It’s easy, right? Be respectful, be truthful, understand your values, know what people are up to, and communicate. No, it’s not easy. It takes practice, but remember that reviews done right have still other benefits. They can inform the hiring process. If you know how to evaluate the employees that you have, you know how to look for (and get) the employees that you want. Reviews really can be a positive learning experience for everyone. The downside is that if important ingredients are missing, or applied in the wrong proportion, reviews can be a nightmarish burden. Don’t be one of those teams, and don’t shrink from the challenge!

Management advice from Satchel Paige

Actually it’s not management advice — somehow I doubt Satchel Paige would have much patience for that sort of thing.  I don’t really like baseball, but I do like the personalities (particularly from the past) and the stats.  When I was growing up we had an old baseball stats reference on the bookshelf and I used to pore over the numbers, why I don’t really know.

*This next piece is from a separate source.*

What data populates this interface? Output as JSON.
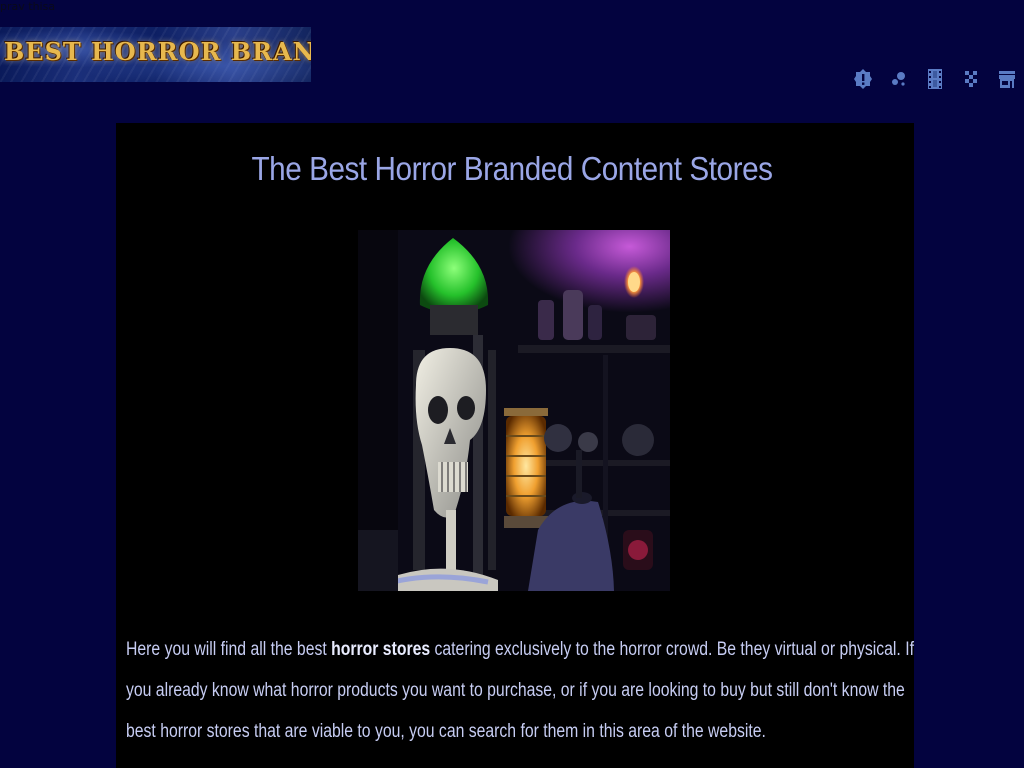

Anyway, Satchel Paige said: “Don’t look back. Something might be gaining on you.” I think that’s pretty good advice.

Here are a bunch of other Satchel Paige quotes.